What you need to do >> The records must be retyped exactly, with no pictures included.

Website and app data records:

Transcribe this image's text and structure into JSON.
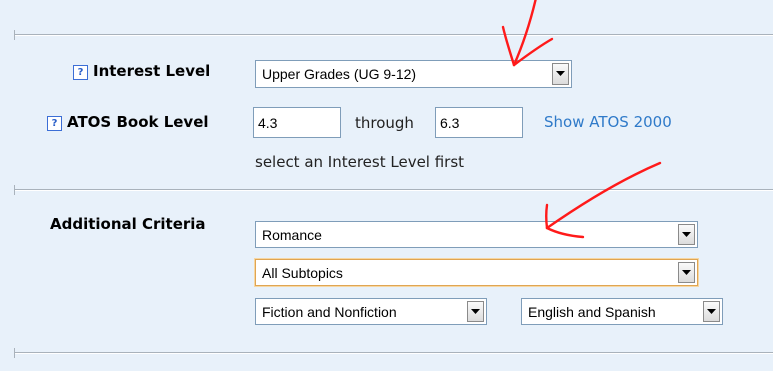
{
  "interest_level": {
    "label": "Interest Level",
    "selected": "Upper Grades (UG 9-12)"
  },
  "atos_book_level": {
    "label": "ATOS Book Level",
    "from": "4.3",
    "through_label": "through",
    "to": "6.3",
    "show_link": "Show ATOS 2000",
    "hint": "select an Interest Level first"
  },
  "additional_criteria": {
    "label": "Additional Criteria",
    "topic": "Romance",
    "subtopic": "All Subtopics",
    "fiction_filter": "Fiction and Nonfiction",
    "language_filter": "English and Spanish"
  },
  "icons": {
    "help": "?",
    "dropdown": "chevron-down-icon"
  },
  "colors": {
    "background": "#e8f1fa",
    "link": "#2f7ac9",
    "annotation": "#ff0000",
    "focus_border": "#e0a552"
  }
}
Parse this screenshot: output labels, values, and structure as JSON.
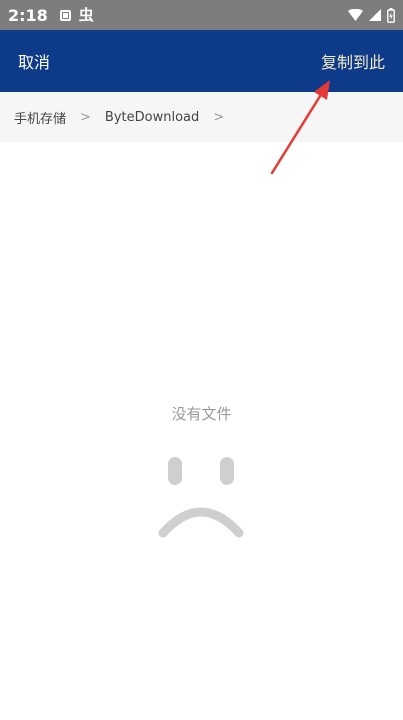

Output for this task >>
Transcribe this image's text and structure into JSON.
{
  "interest_level": {
    "label": "Interest Level",
    "selected": "Upper Grades (UG 9-12)"
  },
  "atos_book_level": {
    "label": "ATOS Book Level",
    "from": "4.3",
    "through_label": "through",
    "to": "6.3",
    "show_link": "Show ATOS 2000",
    "hint": "select an Interest Level first"
  },
  "additional_criteria": {
    "label": "Additional Criteria",
    "topic": "Romance",
    "subtopic": "All Subtopics",
    "fiction_filter": "Fiction and Nonfiction",
    "language_filter": "English and Spanish"
  },
  "icons": {
    "help": "?",
    "dropdown": "chevron-down-icon"
  },
  "colors": {
    "background": "#e8f1fa",
    "link": "#2f7ac9",
    "annotation": "#ff0000",
    "focus_border": "#e0a552"
  }
}
Parse this screenshot: output labels, values, and structure as JSON.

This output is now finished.